There are turning points in a nation's history, and many times they are not only not clear; they are missed completely. The death of ethnic leader Padoh Mahn Sha five years ago was an example of one such turning point. It was not only a tragedy for the Karen, it was a disaster for all of Burma.
At the time there was already a split in the KNU, following the decline and ultimately the death of long-time leader General Bo Mya. This created a power vacuum, between individuals who wanted to stick to the organization's policy to defend the Karen people, and others who had grown tired of waiting for the Karen Revolution to succeed, including in this group people who had become corrupted and who were making business deals with regime officers. Mahn Sha was a strong and principled leader, dedicated to the Revolution's goals, and destined for the top role of Chairman.
His death provided an opening for the opportunists, and ultimately, at last year's Karen Congress, they took over. Without additional action from Aung San Suu Kyi, though, this would have only marked a turning point for the Karen. At the time of Mahn Sha's assassination, she was still holding strong to the goal of real freedom for Burma, and her opposition to ending the sanctions.
But, Suu Kyi subsequently turned. She abandoned her positions, reversed course, and became an opportunist as well. So, the lead figure in Burma now backed making a deal with the generals, and which deal would not require them to give up power and permit real democracy. Karen and other ethnic opportunists then jumped on this, as the chance they had been waiting for for years, to end their own struggles in exchange for personal gain.
A precursor for all of this was another event, of which few people are even aware. "Pro-democracy" funder OSI had a conference in Washington, D.C. in October 2004, titled Managing Economic Transitions: The Role of Global Institutions and Lessons for Burma/Myanmar. I attended this conference. It's main point was that the time had come to start developing Burma, democracy be damned. Big money interests were also tired of waiting. The conference actually had as its agenda initiating the development, but a curious thing happened. Ethnic nationality participants made their voices heard, in no uncertain terms. Development would have to wait until real freedom for their peoples - for all of Burma - was achieved.

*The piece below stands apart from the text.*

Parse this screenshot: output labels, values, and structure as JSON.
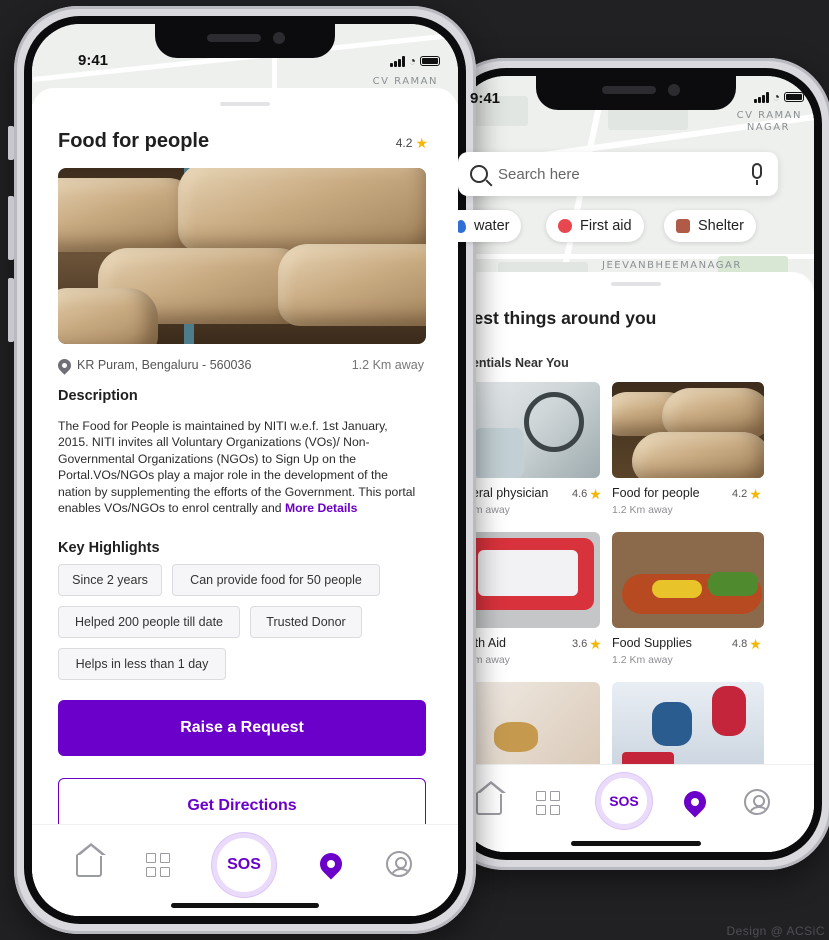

This remained the status quo until Suu Kyi changed. Of note, she has never properly explained her decision. Then, the broader significance of Mahn Sha's assassination became clear. Without it, he would have been leading the KNU. I can't say how he would have reacted to Suu Kyi's volte-face, but he certainly would never have abandoned the KNU's goals, much less permitted the Burma Army to totally militarize Karen State, as is now happening under the opportunists. The ethnic flank would have remained intact, and developments in the country, certainly corporate exploitation in ethnic areas, would have proceeded much more slowly, if at all.
Interestingly, another key participant at the 2004 conference was Harn Yawnghwe, of EBO. At the behest of his European funders, he has been one of the strongest proponents of development. It was under his influence that many of the ethnic opportunists rallied over more conservative voices, and signed ceasefires.
So, Suu Kyi surrendered, and Harn Yawnghwe finally could pursue his objective that the ethnic nationalities do the same, without the strong hand of Padoh Mahn Sha to counter his treachery. You'll note that he and the Karen opportunists were with Aung Min at the KIO meeting in China.